In his early days Cross cultivated a sombre and realist type of painting with thick impasto, following the style of Gustave Courbet and François Bonvin, who looked to the pictorial traditions of Holland and Spain. But from 1883-1884, under the influence of the Impressionists, Cross turned to outdoor landscape, deploying a light palette and loose brushwork. During this period he came into contact with Signac, then Seurat, Angrand and Dubois-Pillet, who formed the neo-Impressionist group.
In 1890 the artist spent time in Chamouilly, a village in the Champagne-Ardenne area of the east of Paris, where he painted a series of landscapes and country scenes, including the present work. Here, the predominant influence is that of Pissarro, the only one of the Impressionists who continued the paysanneries tradition, although without the almost religious sentimentality of Millet or Jules Breton. Pissarro's interest in rural workers was related to his anarchist beliefs which Cross, like Seurat and Signac, also came to hold.
In 1886 the critic Fénéon defined Cross's style in the following words: "a light palette, objects, beings indicated with flat colours, light brushwork, a pretty fantasy." These flat, toned-down colours (mixed with white) are here displayed above all in the traditional bonnets and in the bodies of the women bent over in the sun.

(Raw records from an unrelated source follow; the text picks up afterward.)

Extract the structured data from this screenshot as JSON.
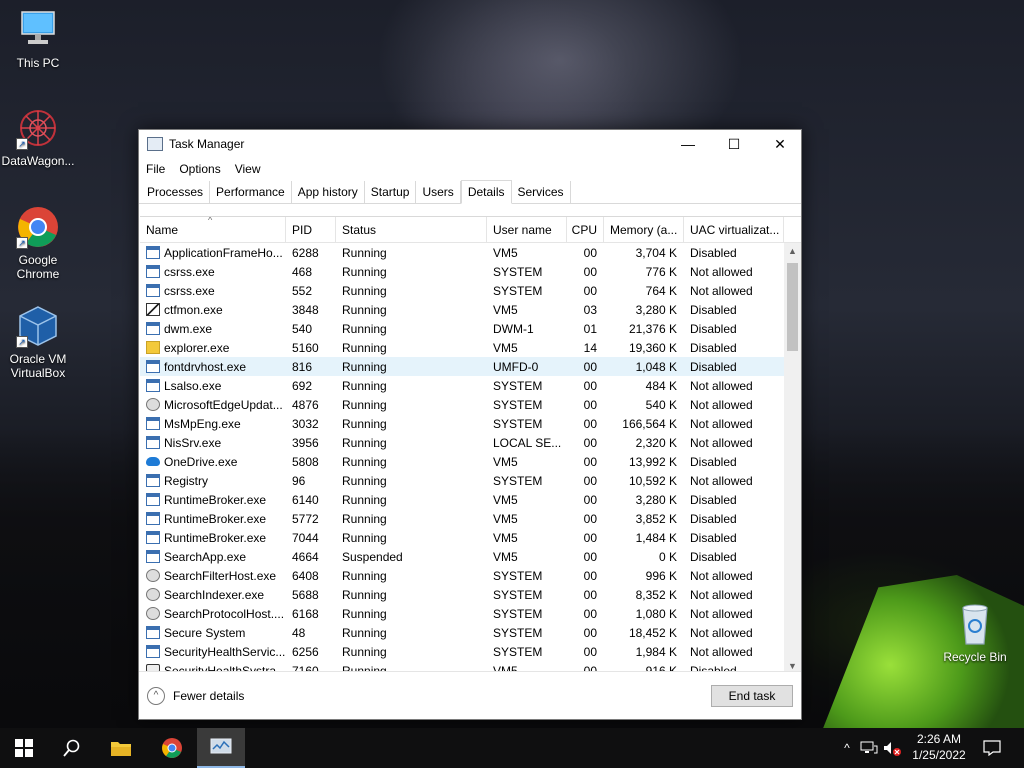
{
  "desktop": {
    "icons": [
      {
        "label": "This PC"
      },
      {
        "label": "DataWagon..."
      },
      {
        "label": "Google Chrome"
      },
      {
        "label": "Oracle VM VirtualBox"
      },
      {
        "label": "Recycle Bin"
      }
    ]
  },
  "window": {
    "title": "Task Manager",
    "controls": {
      "minimize": "—",
      "maximize": "☐",
      "close": "✕"
    },
    "menu": [
      "File",
      "Options",
      "View"
    ],
    "tabs": [
      "Processes",
      "Performance",
      "App history",
      "Startup",
      "Users",
      "Details",
      "Services"
    ],
    "active_tab": "Details",
    "columns": [
      "Name",
      "PID",
      "Status",
      "User name",
      "CPU",
      "Memory (a...",
      "UAC virtualizat..."
    ],
    "rows": [
      {
        "name": "ApplicationFrameHo...",
        "pid": "6288",
        "status": "Running",
        "user": "VM5",
        "cpu": "00",
        "mem": "3,704 K",
        "uac": "Disabled",
        "icon": "window-icon"
      },
      {
        "name": "csrss.exe",
        "pid": "468",
        "status": "Running",
        "user": "SYSTEM",
        "cpu": "00",
        "mem": "776 K",
        "uac": "Not allowed",
        "icon": "window-icon"
      },
      {
        "name": "csrss.exe",
        "pid": "552",
        "status": "Running",
        "user": "SYSTEM",
        "cpu": "00",
        "mem": "764 K",
        "uac": "Not allowed",
        "icon": "window-icon"
      },
      {
        "name": "ctfmon.exe",
        "pid": "3848",
        "status": "Running",
        "user": "VM5",
        "cpu": "03",
        "mem": "3,280 K",
        "uac": "Disabled",
        "icon": "pen-icon"
      },
      {
        "name": "dwm.exe",
        "pid": "540",
        "status": "Running",
        "user": "DWM-1",
        "cpu": "01",
        "mem": "21,376 K",
        "uac": "Disabled",
        "icon": "window-icon"
      },
      {
        "name": "explorer.exe",
        "pid": "5160",
        "status": "Running",
        "user": "VM5",
        "cpu": "14",
        "mem": "19,360 K",
        "uac": "Disabled",
        "icon": "folder-icon"
      },
      {
        "name": "fontdrvhost.exe",
        "pid": "816",
        "status": "Running",
        "user": "UMFD-0",
        "cpu": "00",
        "mem": "1,048 K",
        "uac": "Disabled",
        "icon": "window-icon"
      },
      {
        "name": "Lsalso.exe",
        "pid": "692",
        "status": "Running",
        "user": "SYSTEM",
        "cpu": "00",
        "mem": "484 K",
        "uac": "Not allowed",
        "icon": "window-icon"
      },
      {
        "name": "MicrosoftEdgeUpdat...",
        "pid": "4876",
        "status": "Running",
        "user": "SYSTEM",
        "cpu": "00",
        "mem": "540 K",
        "uac": "Not allowed",
        "icon": "gear-icon"
      },
      {
        "name": "MsMpEng.exe",
        "pid": "3032",
        "status": "Running",
        "user": "SYSTEM",
        "cpu": "00",
        "mem": "166,564 K",
        "uac": "Not allowed",
        "icon": "window-icon"
      },
      {
        "name": "NisSrv.exe",
        "pid": "3956",
        "status": "Running",
        "user": "LOCAL SE...",
        "cpu": "00",
        "mem": "2,320 K",
        "uac": "Not allowed",
        "icon": "window-icon"
      },
      {
        "name": "OneDrive.exe",
        "pid": "5808",
        "status": "Running",
        "user": "VM5",
        "cpu": "00",
        "mem": "13,992 K",
        "uac": "Disabled",
        "icon": "cloud-icon"
      },
      {
        "name": "Registry",
        "pid": "96",
        "status": "Running",
        "user": "SYSTEM",
        "cpu": "00",
        "mem": "10,592 K",
        "uac": "Not allowed",
        "icon": "window-icon"
      },
      {
        "name": "RuntimeBroker.exe",
        "pid": "6140",
        "status": "Running",
        "user": "VM5",
        "cpu": "00",
        "mem": "3,280 K",
        "uac": "Disabled",
        "icon": "window-icon"
      },
      {
        "name": "RuntimeBroker.exe",
        "pid": "5772",
        "status": "Running",
        "user": "VM5",
        "cpu": "00",
        "mem": "3,852 K",
        "uac": "Disabled",
        "icon": "window-icon"
      },
      {
        "name": "RuntimeBroker.exe",
        "pid": "7044",
        "status": "Running",
        "user": "VM5",
        "cpu": "00",
        "mem": "1,484 K",
        "uac": "Disabled",
        "icon": "window-icon"
      },
      {
        "name": "SearchApp.exe",
        "pid": "4664",
        "status": "Suspended",
        "user": "VM5",
        "cpu": "00",
        "mem": "0 K",
        "uac": "Disabled",
        "icon": "window-icon"
      },
      {
        "name": "SearchFilterHost.exe",
        "pid": "6408",
        "status": "Running",
        "user": "SYSTEM",
        "cpu": "00",
        "mem": "996 K",
        "uac": "Not allowed",
        "icon": "search-person-icon"
      },
      {
        "name": "SearchIndexer.exe",
        "pid": "5688",
        "status": "Running",
        "user": "SYSTEM",
        "cpu": "00",
        "mem": "8,352 K",
        "uac": "Not allowed",
        "icon": "search-person-icon"
      },
      {
        "name": "SearchProtocolHost....",
        "pid": "6168",
        "status": "Running",
        "user": "SYSTEM",
        "cpu": "00",
        "mem": "1,080 K",
        "uac": "Not allowed",
        "icon": "search-person-icon"
      },
      {
        "name": "Secure System",
        "pid": "48",
        "status": "Running",
        "user": "SYSTEM",
        "cpu": "00",
        "mem": "18,452 K",
        "uac": "Not allowed",
        "icon": "window-icon"
      },
      {
        "name": "SecurityHealthServic...",
        "pid": "6256",
        "status": "Running",
        "user": "SYSTEM",
        "cpu": "00",
        "mem": "1,984 K",
        "uac": "Not allowed",
        "icon": "window-icon"
      },
      {
        "name": "SecurityHealthSystra...",
        "pid": "7160",
        "status": "Running",
        "user": "VM5",
        "cpu": "00",
        "mem": "916 K",
        "uac": "Disabled",
        "icon": "shield-icon"
      }
    ],
    "selected_row": 6,
    "fewer_details": "Fewer details",
    "end_task": "End task"
  },
  "taskbar": {
    "time": "2:26 AM",
    "date": "1/25/2022"
  }
}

In contrast, the pink stippling in the dark green mass of the tree is already a response to Divisionism, in an effort to render the glints of the complementary colour that appear on a coloured surface. The painting was shown at the Salon des Indépendants in March 1891 as was the first work (a portrait of his future wife) in which Cross used rigorous neo-Impressionist techniques.
Cross donated this painting to a charity auction held in Paris on 9 May 1885 in aid of the painter Lauzet, who was ill. Decades later it came to form part of the collection of Henri Canonne, one of the great collectors of the inter-war period.